Gothic themes, tropes and narrative converge in the 2012 videogame Dear
Esther. Set in perpetual twilight, on a deserted Hebridean island, this game
is part of a growing sub-genre known as the ‘first-person walker’, which
involves the player exploring a typically Gothic space – a setting as
evocative as that of Frankenstein or Wuthering Heights. Through a subversion
of gaming expectations and tropes, this chapter argues that Dear
Esther's control system and lack of interactivity with the game’s
landscape allows the player to take the role of a ghost, haunting the
island, as she uncovers a narrative of loss and suicide. The chapter further
argues that through the game’s construction, the player forces the narrator
– an unnamed male whom the player hears as she walks across and even inside
the island, delivering fragments of letters to the titular Esther – to
endlessly repeat his suicide and the events that lead to it.
This introduction presents an overview of the key concepts discussed in the subsequent chapters of this book. The book demonstrates that incest was representative of a range of interests crucial to writers of the Gothic, often women or homosexual men who adopted a critical stance in relation to the heteronormative patriarchal world. Incest, a sexual act associated with transgression, violations of power and violence, has readily been conflated with sexual violence in Gothic scholarship and consigned to one of two gendered plots. Sexuality, questions of ownership, inheritance, women's subjugation to male authority, laws of coverture and primogeniture and issues concerning gender roles pervade Gothic works from the mid-eighteenth century on. The incest thematic as employed by women writers in the early modern period is shown to be transgressively endogamic in Maureen Quilligan's excellent work on incest in Elizabethan England.

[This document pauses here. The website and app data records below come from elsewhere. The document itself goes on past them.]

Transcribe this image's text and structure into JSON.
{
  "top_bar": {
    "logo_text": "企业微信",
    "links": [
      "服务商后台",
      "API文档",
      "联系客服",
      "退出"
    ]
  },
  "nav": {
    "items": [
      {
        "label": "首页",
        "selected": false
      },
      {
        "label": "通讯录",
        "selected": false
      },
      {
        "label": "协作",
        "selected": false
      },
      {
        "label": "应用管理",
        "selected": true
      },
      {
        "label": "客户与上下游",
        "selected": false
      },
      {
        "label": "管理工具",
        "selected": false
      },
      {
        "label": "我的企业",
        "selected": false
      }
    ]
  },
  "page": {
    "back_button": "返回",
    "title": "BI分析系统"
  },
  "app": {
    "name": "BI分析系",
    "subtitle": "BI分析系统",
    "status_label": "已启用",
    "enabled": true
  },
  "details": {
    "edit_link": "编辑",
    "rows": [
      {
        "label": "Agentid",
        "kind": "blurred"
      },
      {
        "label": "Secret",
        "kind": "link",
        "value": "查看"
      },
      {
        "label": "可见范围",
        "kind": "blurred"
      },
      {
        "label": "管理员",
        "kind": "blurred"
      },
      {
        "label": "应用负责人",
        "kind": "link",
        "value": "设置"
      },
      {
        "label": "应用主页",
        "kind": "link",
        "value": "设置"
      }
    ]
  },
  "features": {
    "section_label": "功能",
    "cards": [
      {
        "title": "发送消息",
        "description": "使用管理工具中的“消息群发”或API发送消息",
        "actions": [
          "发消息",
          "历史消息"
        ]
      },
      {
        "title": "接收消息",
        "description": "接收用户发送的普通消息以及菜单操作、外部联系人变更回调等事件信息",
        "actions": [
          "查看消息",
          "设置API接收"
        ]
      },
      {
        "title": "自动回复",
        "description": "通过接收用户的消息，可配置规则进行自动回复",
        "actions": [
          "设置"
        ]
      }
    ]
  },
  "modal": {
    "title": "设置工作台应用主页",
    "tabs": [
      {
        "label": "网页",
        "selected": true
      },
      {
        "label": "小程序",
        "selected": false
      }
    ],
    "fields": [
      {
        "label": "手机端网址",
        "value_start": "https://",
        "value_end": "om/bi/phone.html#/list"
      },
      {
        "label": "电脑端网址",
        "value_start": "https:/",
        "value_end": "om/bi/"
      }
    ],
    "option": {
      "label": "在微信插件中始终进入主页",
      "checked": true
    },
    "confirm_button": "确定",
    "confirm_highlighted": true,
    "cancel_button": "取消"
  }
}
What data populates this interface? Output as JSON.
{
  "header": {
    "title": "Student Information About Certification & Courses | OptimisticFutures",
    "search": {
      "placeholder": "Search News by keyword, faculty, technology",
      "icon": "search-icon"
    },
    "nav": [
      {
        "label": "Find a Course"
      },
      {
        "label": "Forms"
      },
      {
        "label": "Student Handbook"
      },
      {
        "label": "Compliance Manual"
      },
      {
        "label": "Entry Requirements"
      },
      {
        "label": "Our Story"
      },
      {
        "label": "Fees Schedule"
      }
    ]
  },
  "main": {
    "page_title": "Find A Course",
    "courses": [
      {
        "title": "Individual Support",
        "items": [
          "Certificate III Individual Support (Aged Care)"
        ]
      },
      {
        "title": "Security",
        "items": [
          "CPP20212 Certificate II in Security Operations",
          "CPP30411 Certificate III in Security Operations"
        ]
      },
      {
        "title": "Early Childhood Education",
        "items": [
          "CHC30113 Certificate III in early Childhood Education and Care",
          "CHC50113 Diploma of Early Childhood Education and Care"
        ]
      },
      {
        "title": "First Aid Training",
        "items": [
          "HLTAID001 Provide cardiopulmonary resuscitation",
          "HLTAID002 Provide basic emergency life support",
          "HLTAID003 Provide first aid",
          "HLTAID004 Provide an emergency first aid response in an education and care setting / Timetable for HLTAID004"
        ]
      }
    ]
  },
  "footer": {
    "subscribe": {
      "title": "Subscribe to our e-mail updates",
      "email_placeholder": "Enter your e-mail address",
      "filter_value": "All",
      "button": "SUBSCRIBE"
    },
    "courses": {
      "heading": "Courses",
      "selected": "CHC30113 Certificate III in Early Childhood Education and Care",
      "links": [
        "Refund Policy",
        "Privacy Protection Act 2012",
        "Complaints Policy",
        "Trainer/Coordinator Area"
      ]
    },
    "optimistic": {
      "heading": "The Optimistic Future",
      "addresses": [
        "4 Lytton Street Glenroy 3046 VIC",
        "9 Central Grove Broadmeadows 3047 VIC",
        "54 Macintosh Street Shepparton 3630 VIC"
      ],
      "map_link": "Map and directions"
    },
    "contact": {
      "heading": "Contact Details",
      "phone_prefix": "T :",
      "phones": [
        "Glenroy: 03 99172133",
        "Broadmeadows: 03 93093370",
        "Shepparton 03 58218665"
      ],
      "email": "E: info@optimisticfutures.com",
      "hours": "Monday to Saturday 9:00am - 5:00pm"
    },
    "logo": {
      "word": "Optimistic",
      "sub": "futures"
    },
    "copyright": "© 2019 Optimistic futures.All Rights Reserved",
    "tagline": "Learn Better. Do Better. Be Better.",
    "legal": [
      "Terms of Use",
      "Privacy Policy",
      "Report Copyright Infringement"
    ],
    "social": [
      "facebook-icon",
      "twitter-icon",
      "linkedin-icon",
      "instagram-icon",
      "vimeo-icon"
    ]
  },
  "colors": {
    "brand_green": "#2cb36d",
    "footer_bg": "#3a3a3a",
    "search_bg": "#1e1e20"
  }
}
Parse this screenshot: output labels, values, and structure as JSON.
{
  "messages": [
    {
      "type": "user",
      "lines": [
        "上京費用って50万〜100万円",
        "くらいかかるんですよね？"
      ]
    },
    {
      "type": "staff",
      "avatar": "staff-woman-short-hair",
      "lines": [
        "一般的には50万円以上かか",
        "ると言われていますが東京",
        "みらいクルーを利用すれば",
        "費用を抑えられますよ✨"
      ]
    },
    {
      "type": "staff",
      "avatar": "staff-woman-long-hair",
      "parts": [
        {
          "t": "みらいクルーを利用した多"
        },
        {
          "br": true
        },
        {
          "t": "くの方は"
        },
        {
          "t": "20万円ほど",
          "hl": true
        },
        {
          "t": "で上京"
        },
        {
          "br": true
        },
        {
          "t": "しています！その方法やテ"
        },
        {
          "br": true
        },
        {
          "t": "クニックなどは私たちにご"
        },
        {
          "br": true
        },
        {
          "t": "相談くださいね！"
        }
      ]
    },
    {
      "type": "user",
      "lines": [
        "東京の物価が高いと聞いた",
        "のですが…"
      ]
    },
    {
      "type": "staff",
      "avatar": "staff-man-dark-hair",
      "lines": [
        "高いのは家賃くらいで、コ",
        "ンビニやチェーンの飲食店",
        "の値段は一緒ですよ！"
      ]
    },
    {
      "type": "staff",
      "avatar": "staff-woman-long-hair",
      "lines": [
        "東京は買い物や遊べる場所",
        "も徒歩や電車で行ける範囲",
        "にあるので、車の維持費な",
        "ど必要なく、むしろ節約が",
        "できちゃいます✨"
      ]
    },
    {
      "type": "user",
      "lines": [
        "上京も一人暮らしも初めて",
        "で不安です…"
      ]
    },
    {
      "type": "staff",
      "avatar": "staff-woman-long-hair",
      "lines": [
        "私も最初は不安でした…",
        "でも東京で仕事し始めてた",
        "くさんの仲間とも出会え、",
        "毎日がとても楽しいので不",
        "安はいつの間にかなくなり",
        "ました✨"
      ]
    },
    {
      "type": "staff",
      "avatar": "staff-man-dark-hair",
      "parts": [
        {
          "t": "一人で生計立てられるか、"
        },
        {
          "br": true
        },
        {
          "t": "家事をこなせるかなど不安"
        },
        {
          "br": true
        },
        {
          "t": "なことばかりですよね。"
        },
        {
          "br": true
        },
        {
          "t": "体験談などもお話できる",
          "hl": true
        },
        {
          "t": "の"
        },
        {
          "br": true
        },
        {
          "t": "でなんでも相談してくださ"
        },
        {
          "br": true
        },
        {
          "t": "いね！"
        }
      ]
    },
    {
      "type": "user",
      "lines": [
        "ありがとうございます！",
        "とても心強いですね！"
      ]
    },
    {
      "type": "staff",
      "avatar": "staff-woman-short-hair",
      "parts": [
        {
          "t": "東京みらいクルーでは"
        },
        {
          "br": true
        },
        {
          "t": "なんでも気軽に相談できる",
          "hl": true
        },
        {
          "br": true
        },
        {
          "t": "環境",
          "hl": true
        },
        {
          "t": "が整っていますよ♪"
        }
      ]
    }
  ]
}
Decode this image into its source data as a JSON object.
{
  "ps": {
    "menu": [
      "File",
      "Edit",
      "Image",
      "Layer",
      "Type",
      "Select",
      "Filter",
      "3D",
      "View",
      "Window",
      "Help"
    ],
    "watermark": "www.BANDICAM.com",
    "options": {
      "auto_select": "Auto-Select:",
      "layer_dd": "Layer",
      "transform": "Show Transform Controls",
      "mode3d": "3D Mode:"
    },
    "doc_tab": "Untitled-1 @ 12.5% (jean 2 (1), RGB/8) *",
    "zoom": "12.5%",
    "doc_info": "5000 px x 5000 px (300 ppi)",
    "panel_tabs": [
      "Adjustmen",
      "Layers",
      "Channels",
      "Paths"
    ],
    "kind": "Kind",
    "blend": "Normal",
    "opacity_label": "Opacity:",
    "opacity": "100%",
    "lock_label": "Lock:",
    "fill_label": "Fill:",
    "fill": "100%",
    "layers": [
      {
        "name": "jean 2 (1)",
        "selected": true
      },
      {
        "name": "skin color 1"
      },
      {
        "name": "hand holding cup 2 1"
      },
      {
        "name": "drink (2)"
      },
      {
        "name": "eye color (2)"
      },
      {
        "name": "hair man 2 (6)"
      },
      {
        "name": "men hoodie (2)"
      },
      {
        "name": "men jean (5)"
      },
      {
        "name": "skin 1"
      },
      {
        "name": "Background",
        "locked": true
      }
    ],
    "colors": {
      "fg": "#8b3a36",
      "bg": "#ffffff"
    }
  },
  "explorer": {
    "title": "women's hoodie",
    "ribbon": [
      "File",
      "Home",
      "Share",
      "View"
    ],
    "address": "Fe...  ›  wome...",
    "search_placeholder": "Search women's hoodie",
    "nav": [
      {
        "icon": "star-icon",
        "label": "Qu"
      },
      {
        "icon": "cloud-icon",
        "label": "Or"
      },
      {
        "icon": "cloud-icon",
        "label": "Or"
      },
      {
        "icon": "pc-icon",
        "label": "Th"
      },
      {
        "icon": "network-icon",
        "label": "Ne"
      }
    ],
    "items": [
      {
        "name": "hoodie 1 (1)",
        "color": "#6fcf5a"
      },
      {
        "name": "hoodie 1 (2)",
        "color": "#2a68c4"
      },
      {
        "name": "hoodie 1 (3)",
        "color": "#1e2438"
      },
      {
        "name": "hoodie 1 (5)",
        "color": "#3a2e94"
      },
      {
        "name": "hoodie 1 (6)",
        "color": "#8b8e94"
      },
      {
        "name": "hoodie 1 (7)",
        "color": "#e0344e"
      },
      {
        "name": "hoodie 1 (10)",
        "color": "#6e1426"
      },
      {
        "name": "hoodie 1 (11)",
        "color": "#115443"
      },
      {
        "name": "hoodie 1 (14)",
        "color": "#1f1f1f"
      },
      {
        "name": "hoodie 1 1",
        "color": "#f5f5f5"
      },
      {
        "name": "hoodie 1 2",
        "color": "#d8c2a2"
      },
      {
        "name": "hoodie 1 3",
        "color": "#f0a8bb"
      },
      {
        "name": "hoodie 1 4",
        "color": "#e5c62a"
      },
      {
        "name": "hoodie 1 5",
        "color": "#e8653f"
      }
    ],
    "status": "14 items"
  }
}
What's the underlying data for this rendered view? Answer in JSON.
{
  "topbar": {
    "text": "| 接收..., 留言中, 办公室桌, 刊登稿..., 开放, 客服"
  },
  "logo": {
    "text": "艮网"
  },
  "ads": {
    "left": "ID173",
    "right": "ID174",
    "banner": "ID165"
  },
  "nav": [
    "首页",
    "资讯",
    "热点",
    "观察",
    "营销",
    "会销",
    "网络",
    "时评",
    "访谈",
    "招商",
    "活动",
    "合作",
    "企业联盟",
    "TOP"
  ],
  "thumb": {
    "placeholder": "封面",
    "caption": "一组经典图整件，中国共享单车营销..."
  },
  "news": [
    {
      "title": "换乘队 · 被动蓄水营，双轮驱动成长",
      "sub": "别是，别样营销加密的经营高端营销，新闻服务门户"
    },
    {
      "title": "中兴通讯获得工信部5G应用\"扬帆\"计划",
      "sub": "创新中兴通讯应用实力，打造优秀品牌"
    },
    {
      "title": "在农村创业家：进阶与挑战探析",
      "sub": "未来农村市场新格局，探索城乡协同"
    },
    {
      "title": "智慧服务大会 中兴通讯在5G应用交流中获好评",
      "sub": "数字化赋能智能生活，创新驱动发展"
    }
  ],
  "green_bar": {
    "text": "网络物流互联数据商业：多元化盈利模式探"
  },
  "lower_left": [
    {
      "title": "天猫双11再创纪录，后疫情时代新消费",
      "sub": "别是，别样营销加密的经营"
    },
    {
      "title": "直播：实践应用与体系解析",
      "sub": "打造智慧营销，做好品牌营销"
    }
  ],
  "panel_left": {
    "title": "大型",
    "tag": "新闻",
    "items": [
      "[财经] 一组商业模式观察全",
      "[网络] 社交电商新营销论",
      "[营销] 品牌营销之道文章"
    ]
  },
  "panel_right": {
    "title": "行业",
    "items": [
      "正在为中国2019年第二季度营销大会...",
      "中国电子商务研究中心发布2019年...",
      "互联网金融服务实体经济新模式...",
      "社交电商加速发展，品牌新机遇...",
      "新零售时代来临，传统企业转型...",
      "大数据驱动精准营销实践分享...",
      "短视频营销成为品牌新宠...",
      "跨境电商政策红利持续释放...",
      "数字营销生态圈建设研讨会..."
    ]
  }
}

There are several problems that usually emerge in scholarship examining representations of father-daughter incest in the Gothic, even in works by scholars whose goal is to lay bare the feminist themes that are central to the genre. Principal among these is that representations of father-daughter incest often cause works to be placed in the gendered subgenre of Female Gothic and to be viewed through a lens predicated on this generic division. This chapter examines the incestuous relationships between fathers and daughters in Horace Walpole's The Castle of Otranto, Ann Radcliffe's The Romance of the Forest and Mary Shelley's Matilda and the texts' attendant scholarship. These three works have been selected in order to compare the way that incest is rendered in a representative chronology of Gothic texts beginning with what has been traditionally defined as the original Gothic novel.